  54. Shier, A., & Shor, E. (2016). “Shades of foreign evil”, “honour killings”, and “family murders” in the Canadian Press. Violence Against Women, 22(10), 1163-1188.
  55. Stevens, J. (1996). Confirmatory and exploratory factor analysis, In J. P. Stevens (Ed.), Applied Multivariate Statistics for the Social Sciences (3rd ed.), 362-427. Mahwah: Lawrence Erlbaum.
  56. Vandello, J. A., & Cohen, D. (2003). Male honour and female fidelity: Implicit cultural scripts that perpetuate domestic violence. Journal of Personality and Social Psychology, 84(5), 997.
  57. Waltermaurer, E. (2012). Public justification of intimate partner violence: A review of the literature. Trauma, Violence, & Abuse, 13(3), 167-175.
  58. Warraich, S. A. (2005). ‘Honor killing’ and the law in Pakistan. In: Welchman, L., & Hossain, S. (Eds.) ‘Honor’: Crimes, Paradigms and Violence against Women, London: Zed Books.
  59. Welchman, L., & Hossain, S. (2005). Introduction: Honour, rights, and wrongs. In Hossain, S. and Welchman, L. (Eds.), Honour: Crimes, paradigms and violence against women. London: Zed Books.
  60. Welden, B. A. (2010). Restoring lost honour: Retrieving face and identity, removing shame, and controlling the familial cultural environment through ‘honour’ murder.

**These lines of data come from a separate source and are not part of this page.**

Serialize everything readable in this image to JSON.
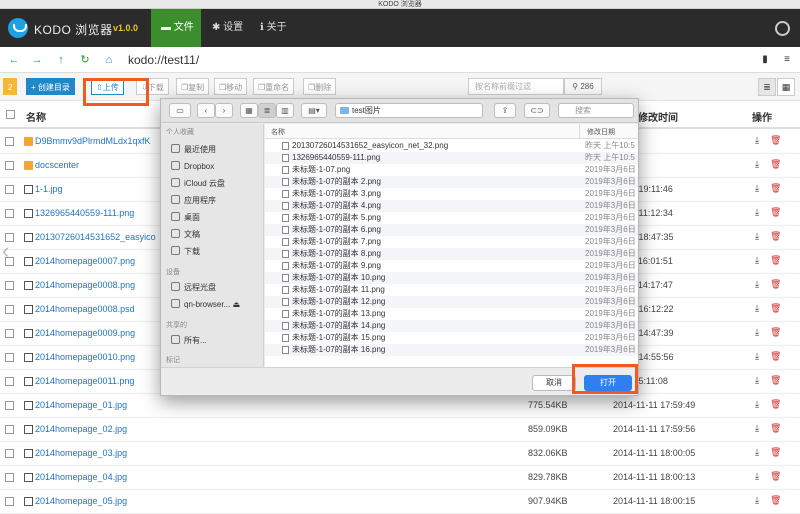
{
  "window_title": "KODO 浏览器",
  "app": {
    "brand": "KODO 浏览器",
    "version": "v1.0.0",
    "nav": [
      "文件",
      "设置",
      "关于"
    ],
    "user_icon": "user-icon"
  },
  "address": {
    "path": "kodo://test11/"
  },
  "toolbar": {
    "count_badge": "2",
    "create_dir": "创建目录",
    "upload": "上传",
    "download": "下载",
    "copy": "复制",
    "move": "移动",
    "rename": "重命名",
    "delete": "删除",
    "search_placeholder": "按名称前缀过滤",
    "search_count": "286"
  },
  "table": {
    "headers": {
      "name": "名称",
      "time": "修改时间",
      "action": "操作"
    },
    "rows": [
      {
        "name": "D9Bmmv9dPlrmdMLdx1qxfK",
        "type": "folder",
        "size": "",
        "time": ""
      },
      {
        "name": "docscenter",
        "type": "folder",
        "size": "",
        "time": ""
      },
      {
        "name": "1-1.jpg",
        "type": "file",
        "size": "",
        "time": "07-22 19:11:46"
      },
      {
        "name": "1326965440559-111.png",
        "type": "file",
        "size": "",
        "time": "07-22 11:12:34"
      },
      {
        "name": "20130726014531652_easyico",
        "type": "file",
        "size": "",
        "time": "08-14 18:47:35"
      },
      {
        "name": "2014homepage0007.png",
        "type": "file",
        "size": "",
        "time": "11-17 16:01:51"
      },
      {
        "name": "2014homepage0008.png",
        "type": "file",
        "size": "",
        "time": "11-26 14:17:47"
      },
      {
        "name": "2014homepage0008.psd",
        "type": "file",
        "size": "",
        "time": "12-16 16:12:22"
      },
      {
        "name": "2014homepage0009.png",
        "type": "file",
        "size": "",
        "time": "12-01 14:47:39"
      },
      {
        "name": "2014homepage0010.png",
        "type": "file",
        "size": "",
        "time": "12-01 14:55:56"
      },
      {
        "name": "2014homepage0011.png",
        "type": "file",
        "size": "",
        "time": "2-01 15:11:08"
      },
      {
        "name": "2014homepage_01.jpg",
        "type": "file",
        "size": "775.54KB",
        "time": "2014-11-11 17:59:49"
      },
      {
        "name": "2014homepage_02.jpg",
        "type": "file",
        "size": "859.09KB",
        "time": "2014-11-11 17:59:56"
      },
      {
        "name": "2014homepage_03.jpg",
        "type": "file",
        "size": "832.06KB",
        "time": "2014-11-11 18:00:05"
      },
      {
        "name": "2014homepage_04.jpg",
        "type": "file",
        "size": "829.78KB",
        "time": "2014-11-11 18:00:13"
      },
      {
        "name": "2014homepage_05.jpg",
        "type": "file",
        "size": "907.94KB",
        "time": "2014-11-11 18:00:15"
      }
    ]
  },
  "dialog": {
    "folder": "test图片",
    "search_placeholder": "搜索",
    "sidebar": {
      "favorites_header": "个人收藏",
      "favorites": [
        "最近使用",
        "Dropbox",
        "iCloud 云盘",
        "应用程序",
        "桌面",
        "文稿",
        "下载"
      ],
      "devices_header": "设备",
      "devices": [
        "远程光盘",
        "qn-browser..."
      ],
      "shared_header": "共享的",
      "shared": [
        "所有..."
      ],
      "tags_header": "标记"
    },
    "columns": {
      "name": "名称",
      "date": "修改日期"
    },
    "files": [
      {
        "name": "20130726014531652_easyicon_net_32.png",
        "date": "昨天 上午10:5"
      },
      {
        "name": "1326965440559-111.png",
        "date": "昨天 上午10:5"
      },
      {
        "name": "未标题-1-07.png",
        "date": "2019年3月6日"
      },
      {
        "name": "未标题-1-07的副本 2.png",
        "date": "2019年3月6日"
      },
      {
        "name": "未标题-1-07的副本 3.png",
        "date": "2019年3月6日"
      },
      {
        "name": "未标题-1-07的副本 4.png",
        "date": "2019年3月6日"
      },
      {
        "name": "未标题-1-07的副本 5.png",
        "date": "2019年3月6日"
      },
      {
        "name": "未标题-1-07的副本 6.png",
        "date": "2019年3月6日"
      },
      {
        "name": "未标题-1-07的副本 7.png",
        "date": "2019年3月6日"
      },
      {
        "name": "未标题-1-07的副本 8.png",
        "date": "2019年3月6日"
      },
      {
        "name": "未标题-1-07的副本 9.png",
        "date": "2019年3月6日"
      },
      {
        "name": "未标题-1-07的副本 10.png",
        "date": "2019年3月6日"
      },
      {
        "name": "未标题-1-07的副本 11.png",
        "date": "2019年3月6日"
      },
      {
        "name": "未标题-1-07的副本 12.png",
        "date": "2019年3月6日"
      },
      {
        "name": "未标题-1-07的副本 13.png",
        "date": "2019年3月6日"
      },
      {
        "name": "未标题-1-07的副本 14.png",
        "date": "2019年3月6日"
      },
      {
        "name": "未标题-1-07的副本 15.png",
        "date": "2019年3月6日"
      },
      {
        "name": "未标题-1-07的副本 16.png",
        "date": "2019年3月6日"
      }
    ],
    "cancel": "取消",
    "open": "打开"
  },
  "colors": {
    "accent": "#1e88c8",
    "nav_active": "#3c8d2c",
    "highlight": "#f05a1e",
    "open_button": "#2f7ff0"
  }
}
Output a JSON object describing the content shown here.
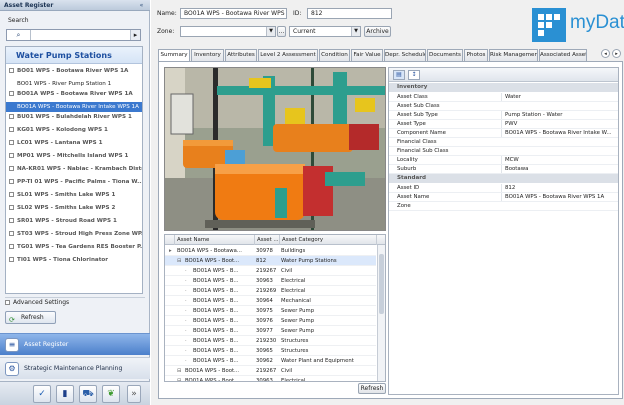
{
  "left_panel": {
    "title": "Asset Register",
    "collapse_glyph": "«",
    "search_label": "Search",
    "search_icon": "search-icon",
    "search_icon_glyph": "⌕",
    "search_go_glyph": "▸",
    "tree_title": "Water Pump Stations",
    "tree_items": [
      {
        "label": "BO01 WPS - Bootawa River WPS 1A",
        "child": false,
        "selected": false
      },
      {
        "label": "BO01 WPS - River Pump Station 1",
        "child": true,
        "selected": false
      },
      {
        "label": "BO01A WPS - Bootawa River WPS 1A",
        "child": false,
        "selected": false
      },
      {
        "label": "BO01A WPS - Bootawa River Intake WPS 1A",
        "child": true,
        "selected": true
      },
      {
        "label": "BU01 WPS - Bulahdelah River WPS 1",
        "child": false,
        "selected": false
      },
      {
        "label": "KG01 WPS - Kolodong WPS 1",
        "child": false,
        "selected": false
      },
      {
        "label": "LC01 WPS - Lantana WPS 1",
        "child": false,
        "selected": false
      },
      {
        "label": "MP01 WPS - Mitchells Island WPS 1",
        "child": false,
        "selected": false
      },
      {
        "label": "NA-KR01 WPS - Nabiac - Krambach Distri...",
        "child": false,
        "selected": false
      },
      {
        "label": "PP-TI 01 WPS - Pacific Palms - Tiona W...",
        "child": false,
        "selected": false
      },
      {
        "label": "SL01 WPS - Smiths Lake WPS 1",
        "child": false,
        "selected": false
      },
      {
        "label": "SL02 WPS - Smiths Lake WPS 2",
        "child": false,
        "selected": false
      },
      {
        "label": "SR01 WPS - Stroud Road WPS 1",
        "child": false,
        "selected": false
      },
      {
        "label": "ST03 WPS - Stroud High Press Zone WP...",
        "child": false,
        "selected": false
      },
      {
        "label": "TG01 WPS - Tea Gardens RES Booster P...",
        "child": false,
        "selected": false
      },
      {
        "label": "TI01 WPS - Tiona Chlorinator",
        "child": false,
        "selected": false
      }
    ],
    "advanced_settings": "Advanced Settings",
    "refresh": "Refresh",
    "nav": [
      {
        "label": "Asset Register",
        "active": true
      },
      {
        "label": "Strategic Maintenance Planning",
        "active": false
      }
    ]
  },
  "header": {
    "name_label": "Name:",
    "name_value": "BO01A WPS - Bootawa River WPS 1A",
    "id_label": "ID:",
    "id_value": "812",
    "zone_label": "Zone:",
    "zone_value": "",
    "status_value": "Current",
    "archive_label": "Archive"
  },
  "logo": {
    "text": "myData",
    "color": "#2a90d3"
  },
  "tabs": [
    "Summary",
    "Inventory",
    "Attributes",
    "Level 2 Assessment",
    "Condition",
    "Fair Value",
    "Depr. Schedule",
    "Documents",
    "Photos",
    "Risk Management",
    "Associated Asset"
  ],
  "active_tab": "Summary",
  "grid": {
    "columns": [
      "Asset Name",
      "Asset ...",
      "Asset Category"
    ],
    "rows": [
      {
        "name": "BO01A WPS - Bootawa...",
        "id": "30978",
        "category": "Buildings",
        "level": 0,
        "selected": false
      },
      {
        "name": "BO01A WPS - Boot...",
        "id": "812",
        "category": "Water Pump Stations",
        "level": 1,
        "selected": true
      },
      {
        "name": "BO01A WPS - B...",
        "id": "219267",
        "category": "Civil",
        "level": 2,
        "selected": false
      },
      {
        "name": "BO01A WPS - B...",
        "id": "30963",
        "category": "Electrical",
        "level": 2,
        "selected": false
      },
      {
        "name": "BO01A WPS - B...",
        "id": "219269",
        "category": "Electrical",
        "level": 2,
        "selected": false
      },
      {
        "name": "BO01A WPS - B...",
        "id": "30964",
        "category": "Mechanical",
        "level": 2,
        "selected": false
      },
      {
        "name": "BO01A WPS - B...",
        "id": "30975",
        "category": "Sewer Pump",
        "level": 2,
        "selected": false
      },
      {
        "name": "BO01A WPS - B...",
        "id": "30976",
        "category": "Sewer Pump",
        "level": 2,
        "selected": false
      },
      {
        "name": "BO01A WPS - B...",
        "id": "30977",
        "category": "Sewer Pump",
        "level": 2,
        "selected": false
      },
      {
        "name": "BO01A WPS - B...",
        "id": "219230",
        "category": "Structures",
        "level": 2,
        "selected": false
      },
      {
        "name": "BO01A WPS - B...",
        "id": "30965",
        "category": "Structures",
        "level": 2,
        "selected": false
      },
      {
        "name": "BO01A WPS - B...",
        "id": "30962",
        "category": "Water Plant and Equipment",
        "level": 2,
        "selected": false
      },
      {
        "name": "BO01A WPS - Boot...",
        "id": "219267",
        "category": "Civil",
        "level": 1,
        "selected": false
      },
      {
        "name": "BO01A WPS - Boot...",
        "id": "30963",
        "category": "Electrical",
        "level": 1,
        "selected": false
      }
    ],
    "refresh": "Refresh"
  },
  "properties": {
    "sections": [
      {
        "title": "Inventory",
        "rows": [
          {
            "key": "Asset Class",
            "value": "Water"
          },
          {
            "key": "Asset Sub Class",
            "value": ""
          },
          {
            "key": "Asset Sub Type",
            "value": "Pump Station - Water"
          },
          {
            "key": "Asset Type",
            "value": "PWV"
          },
          {
            "key": "Component Name",
            "value": "BO01A WPS - Bootawa River Intake W..."
          },
          {
            "key": "Financial Class",
            "value": ""
          },
          {
            "key": "Financial Sub Class",
            "value": ""
          },
          {
            "key": "Locality",
            "value": "MCW"
          },
          {
            "key": "Suburb",
            "value": "Bootawa"
          }
        ]
      },
      {
        "title": "Standard",
        "rows": [
          {
            "key": "Asset ID",
            "value": "812"
          },
          {
            "key": "Asset Name",
            "value": "BO01A WPS - Bootawa River WPS 1A"
          },
          {
            "key": "Zone",
            "value": ""
          }
        ]
      }
    ]
  }
}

Journal of Alternative Perspectives in the Social Sciences, 2(1), 380-398.
  61. Wikan, U. (2008). In honour of Fadime: Murder and shame. University of Chicago Press.
  62. Williams, B., Onsman, A., & Brown, T. (2010). Exploratory factor analysis: A five-step guide for novices. Australasian Journal of Paramedicine, 8(3), 1-13.
  63. Zia Ullah, M. (2010). Honour killings in Pakistan: Under theoretical, legal and religious perspectives. Published master thesis, Malmo University, Sweden.

How to Cite this paper?

APA-7 Style
Huda, S., Kamal, A. (2020). Development and Validation of Attitude Towards Honour Killing Scale. Pak. J. Psychol. Res, 35(2), 227-251.

ACS Style
Huda, S.; Kamal, A. Development and Validation of Attitude Towards Honour Killing Scale. Pak. J. Psychol. Res 2020, 35, 227-251.

AMA Style
Huda S, Kamal A. Development and Validation of Attitude Towards Honour Killing Scale. Pakistan Journal of Psychological Research. 2020; 35(2): 227-251.

Chicago/Turabian Style
Huda, Sadia, and Anila Kamal. 2020. "Development and Validation of Attitude Towards Honour Killing Scale" Pakistan Journal of Psychological Research 35, no. 2: 227-251.